Brown, the progressive former Secretary of State who has raised nearly $340,000 through July 24, has said he would accept matching funds. Spencer Dickinson, the third Democrat in the race who doesn’t identify as a progressive but leans in that direction, has raised just $45,000, according to the July 24 report and has said he will not accept matching funds.

On the Republican side, Fung, who’s raised nearly $900,000, and Morgan, who’s raised nearly $300,000, have both said they’d accept matching funds. Feroce, wo raised less than $20,000 has said he will not accept matching funds.

The matching funds are awarded to the primary election winners.

While all candidates are required to file quarterly financial reports by the end of today, only Trillo, among gubernatorial candidates has filed early. His report shows that for the period between April 1 and June 30 he raised little in contributions, with the bulk of funds coming from a loan of $100,005 that he gave to his own campaign. His total cash balance at the end of the quarter was slightly more than $80,000.

Lieutenant Governor
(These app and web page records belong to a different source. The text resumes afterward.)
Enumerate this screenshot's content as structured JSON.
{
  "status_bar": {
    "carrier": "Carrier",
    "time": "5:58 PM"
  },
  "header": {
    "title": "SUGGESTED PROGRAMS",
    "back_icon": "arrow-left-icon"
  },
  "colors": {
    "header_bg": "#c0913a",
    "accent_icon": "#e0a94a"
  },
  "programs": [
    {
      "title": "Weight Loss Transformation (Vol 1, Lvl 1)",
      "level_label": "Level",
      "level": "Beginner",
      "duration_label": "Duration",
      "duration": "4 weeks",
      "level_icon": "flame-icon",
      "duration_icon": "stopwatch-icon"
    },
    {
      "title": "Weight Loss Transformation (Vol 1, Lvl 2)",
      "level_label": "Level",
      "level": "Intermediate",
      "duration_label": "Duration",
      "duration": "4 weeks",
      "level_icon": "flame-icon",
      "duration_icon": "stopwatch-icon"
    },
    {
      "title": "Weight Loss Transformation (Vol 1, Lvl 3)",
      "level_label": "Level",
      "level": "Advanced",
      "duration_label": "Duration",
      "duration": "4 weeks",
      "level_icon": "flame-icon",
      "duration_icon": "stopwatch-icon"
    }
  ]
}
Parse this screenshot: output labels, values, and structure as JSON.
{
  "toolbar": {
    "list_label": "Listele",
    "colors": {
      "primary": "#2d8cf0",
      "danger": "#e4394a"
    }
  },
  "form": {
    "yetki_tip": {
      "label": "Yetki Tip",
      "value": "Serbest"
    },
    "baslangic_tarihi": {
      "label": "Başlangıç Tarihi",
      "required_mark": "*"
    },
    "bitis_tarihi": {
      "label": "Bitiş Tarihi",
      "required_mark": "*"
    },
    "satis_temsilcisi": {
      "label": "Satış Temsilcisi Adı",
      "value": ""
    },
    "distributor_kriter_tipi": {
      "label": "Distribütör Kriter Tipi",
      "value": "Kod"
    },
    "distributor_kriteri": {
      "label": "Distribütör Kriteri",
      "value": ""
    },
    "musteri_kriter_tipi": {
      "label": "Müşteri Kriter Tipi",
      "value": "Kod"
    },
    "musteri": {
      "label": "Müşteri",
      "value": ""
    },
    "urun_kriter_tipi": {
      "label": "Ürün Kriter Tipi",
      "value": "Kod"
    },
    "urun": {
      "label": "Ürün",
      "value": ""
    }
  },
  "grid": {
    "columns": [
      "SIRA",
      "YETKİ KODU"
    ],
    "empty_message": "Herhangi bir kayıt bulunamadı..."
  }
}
Identified by the Boston Globe and CNN as among the most competitive races in New England, the Democratic primary election pits incumbent Dan McKee, mid 60’s former Cumberland mayor and a centrist, against challenger state Rep. Aaron Regunberg, 27-year-old progressive.

McKee, who has said he would accept matching funds, has raised, according to the July 24 report, some $470,000. Regunberg, who said he would decline matching funds, has raised about $424,000.

Republican candidate Paul Pence does not have to file his report until today.

Secretary of State, Attorney General, General Treasurer

There are no primaries in any of these races. Incumbent Nellie Gorbea, a Democrat who was unendorsed in 2014, but is endorsed this year, faces Republican Pat Cortelessa.

With incumbent Peter Kilmartin, finishing his second term (there’s a two-term limit), Democrat Peter F. Neronha, has won the party endorsement. He faces Compassion Party candidate Alan Gordon, whose law degree is from the United Kingdom’s University of Buckingham, and independent Charles Picerno.

Incumbent Treasurer Seth Magaziner, a Democrat, faces challenger Michael G. Riley, a Republican.

U.S. Senate

Incumbent Democrat Sheldon Whitehouse faces Patricia Fontes in a primary election. Federal finance reports were filed at the end of June. Whitehouse reported an election fund of more than $3.4 million. Fontes had not filed a report

Former state Supreme Court Justice Robert Flanders has perhaps the most intriguing primary opponent, Roque “Rocky” De La Fuente, who lives in San Diego and is also running in California, Florida, Minnesota, Washington and Wisconsin. Flanders has more than $380,000 remaining in his campaign account, while De La Fuente has a balance of less than $20,000.

U.S. House of Representatives, District 1

Incumbent Democrat David Cicilline faces a challenge from Chistopher Young. Cicilline’s report shows available cash as of June 30 of $1.2 million. There is no report for Young. There are no reports listed for either Republican candidate, Patrick Donovan or Frederick Wysocki.

U.S. House of Representatives, District 2

Incumbent Democrat James Langevin is being challenged by Republican Salvatore G. Caiozzo. Langevin has reported a cash balance in his campaign fund of $961,000. Caiozzo reported a cash balance of $1,189.

Other Local Races

We’ll take a more in-depth look at local elections in the days ahead, but of note is a competitive Newport election in which all candidates have qualified, with the exception of Peter Harty, who has withdrawn from the council race, and Veronica Rynn, who has dropped out of the school committee race.

In Newport’s 73rd Representative District, Democrat and incumbent Marvin Abney is facing a father-son duo. David A. Quiroa is running as a Republican and David A. Quiroa, Jr. is running as an independent.